Zucchini contains an enormous amount of water, which can get in the way during cooking. I like to leave the mixture standing at room temperature for about 15 minutes, during which time the excess moisture will begin to pool in the bowl. Carefully drain what you can, noting the moisture will look yellow like egg — but it’s mainly water. Draining the mixture before you add the bread will allow the bread to soak up most of the remaining moisture without being immediately saturated.
Dry the sourdough bread in a low heat oven until crispy but not brown – about 15 minutes in a 200F oven. After the slices have cooled, chop into small pieces and add to the zucchini mixture. I love sourdough bread not only for its delicious taste but because the fermentation process allows your body to more fully absorb its nutrients. Look for sourdough breads made from whole grains instead of enriched white flour, and buy the bread with the fewest ingredients, i.e. water, flour and salt. Avoid breads that list sugar (or cane syrup, maltose, corn syrup, molasses or any other sneaky name for sugar) and any kind of vegetable oil (canola, soybean, safflower, cottonseed, corn, rapeseed, sunflower) because they are not necessary ingredients for traditional breads.
Grate your pecorino romano or parmesan, add to the mixture and stir well, ensuring the cheese is well dispersed throughout the ingredients.

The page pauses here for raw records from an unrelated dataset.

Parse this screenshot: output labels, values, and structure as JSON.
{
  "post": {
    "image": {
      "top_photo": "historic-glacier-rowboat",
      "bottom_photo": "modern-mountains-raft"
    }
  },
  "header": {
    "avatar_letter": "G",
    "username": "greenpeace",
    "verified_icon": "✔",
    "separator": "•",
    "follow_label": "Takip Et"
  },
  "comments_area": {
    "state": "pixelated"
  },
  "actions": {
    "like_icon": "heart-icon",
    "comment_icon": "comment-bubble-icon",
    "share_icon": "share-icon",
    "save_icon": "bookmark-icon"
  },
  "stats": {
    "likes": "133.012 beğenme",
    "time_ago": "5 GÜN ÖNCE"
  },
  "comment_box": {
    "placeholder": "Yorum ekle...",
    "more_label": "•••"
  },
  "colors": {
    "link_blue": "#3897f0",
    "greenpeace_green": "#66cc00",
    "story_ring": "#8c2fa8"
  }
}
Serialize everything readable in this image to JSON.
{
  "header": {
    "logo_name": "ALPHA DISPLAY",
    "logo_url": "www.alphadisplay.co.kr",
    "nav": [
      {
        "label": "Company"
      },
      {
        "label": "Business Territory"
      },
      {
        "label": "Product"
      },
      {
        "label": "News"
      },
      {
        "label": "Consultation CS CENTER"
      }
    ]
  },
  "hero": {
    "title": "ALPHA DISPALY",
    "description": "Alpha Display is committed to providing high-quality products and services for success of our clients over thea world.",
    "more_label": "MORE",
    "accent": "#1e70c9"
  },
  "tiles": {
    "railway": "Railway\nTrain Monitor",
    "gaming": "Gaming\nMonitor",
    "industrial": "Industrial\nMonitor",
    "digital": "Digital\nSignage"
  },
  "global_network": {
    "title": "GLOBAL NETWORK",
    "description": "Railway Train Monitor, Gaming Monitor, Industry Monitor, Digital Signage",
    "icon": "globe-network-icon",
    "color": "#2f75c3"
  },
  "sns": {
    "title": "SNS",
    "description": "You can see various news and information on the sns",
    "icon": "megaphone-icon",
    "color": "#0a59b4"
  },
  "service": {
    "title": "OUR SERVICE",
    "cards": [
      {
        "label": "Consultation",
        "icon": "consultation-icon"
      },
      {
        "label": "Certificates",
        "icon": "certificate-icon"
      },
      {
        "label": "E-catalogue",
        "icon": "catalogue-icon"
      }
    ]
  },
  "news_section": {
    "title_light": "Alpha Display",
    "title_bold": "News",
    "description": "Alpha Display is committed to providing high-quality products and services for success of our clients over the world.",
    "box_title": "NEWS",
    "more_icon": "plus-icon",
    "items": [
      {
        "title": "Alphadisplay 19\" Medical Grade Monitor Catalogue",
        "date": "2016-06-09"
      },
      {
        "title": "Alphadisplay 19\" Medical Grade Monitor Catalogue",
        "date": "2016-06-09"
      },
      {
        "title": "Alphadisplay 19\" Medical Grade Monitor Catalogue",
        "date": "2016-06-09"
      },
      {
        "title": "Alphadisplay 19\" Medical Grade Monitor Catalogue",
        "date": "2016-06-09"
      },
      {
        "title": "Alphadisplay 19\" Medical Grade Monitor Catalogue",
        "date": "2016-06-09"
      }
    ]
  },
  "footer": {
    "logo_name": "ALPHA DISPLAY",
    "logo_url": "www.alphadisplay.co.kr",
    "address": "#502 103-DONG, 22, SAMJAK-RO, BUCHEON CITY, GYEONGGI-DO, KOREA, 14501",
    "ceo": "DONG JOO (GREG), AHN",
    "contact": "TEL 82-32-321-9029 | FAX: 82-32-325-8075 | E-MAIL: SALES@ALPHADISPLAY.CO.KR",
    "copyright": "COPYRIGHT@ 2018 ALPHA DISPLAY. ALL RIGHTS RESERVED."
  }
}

Heat one tablespoon of bacon grease over a medium heat. If you have no bacon grease (poor you), go ahead and use the same amount of butter. When the pan and the grease are nicely hot, scoop up a small handful of the zucchini mixture and squeeze out any extra moisture. Form into a round, flat pancake and carefully slide into the grease to keep from splattering yourself. Add as many pancakes to the pan as will fit, press each down gently with the underside of your turner to flatten and cover with a lid.
After 5 or so minutes, check to see how your pancakes are browning. If they’re golden brown, they’re ready to turn. Cover again for another 5-7 minutes, then remove from the pan and set aside in a warm place (an oven at 120F works nicely).
At this stage I suggest tasting the pancakes to test for seasoning. If they’re not quite salty enough, add a little more salt to the rest of the mixture.
For each batch of pancakes, dissolve 1 tbsp of bacon grease (or butter) into the pan before adding the pancakes. Cook until all of your pancakes are done, then serve with a delicious tomato, cucumber and mozzarella salad and garnish with some fresh basil.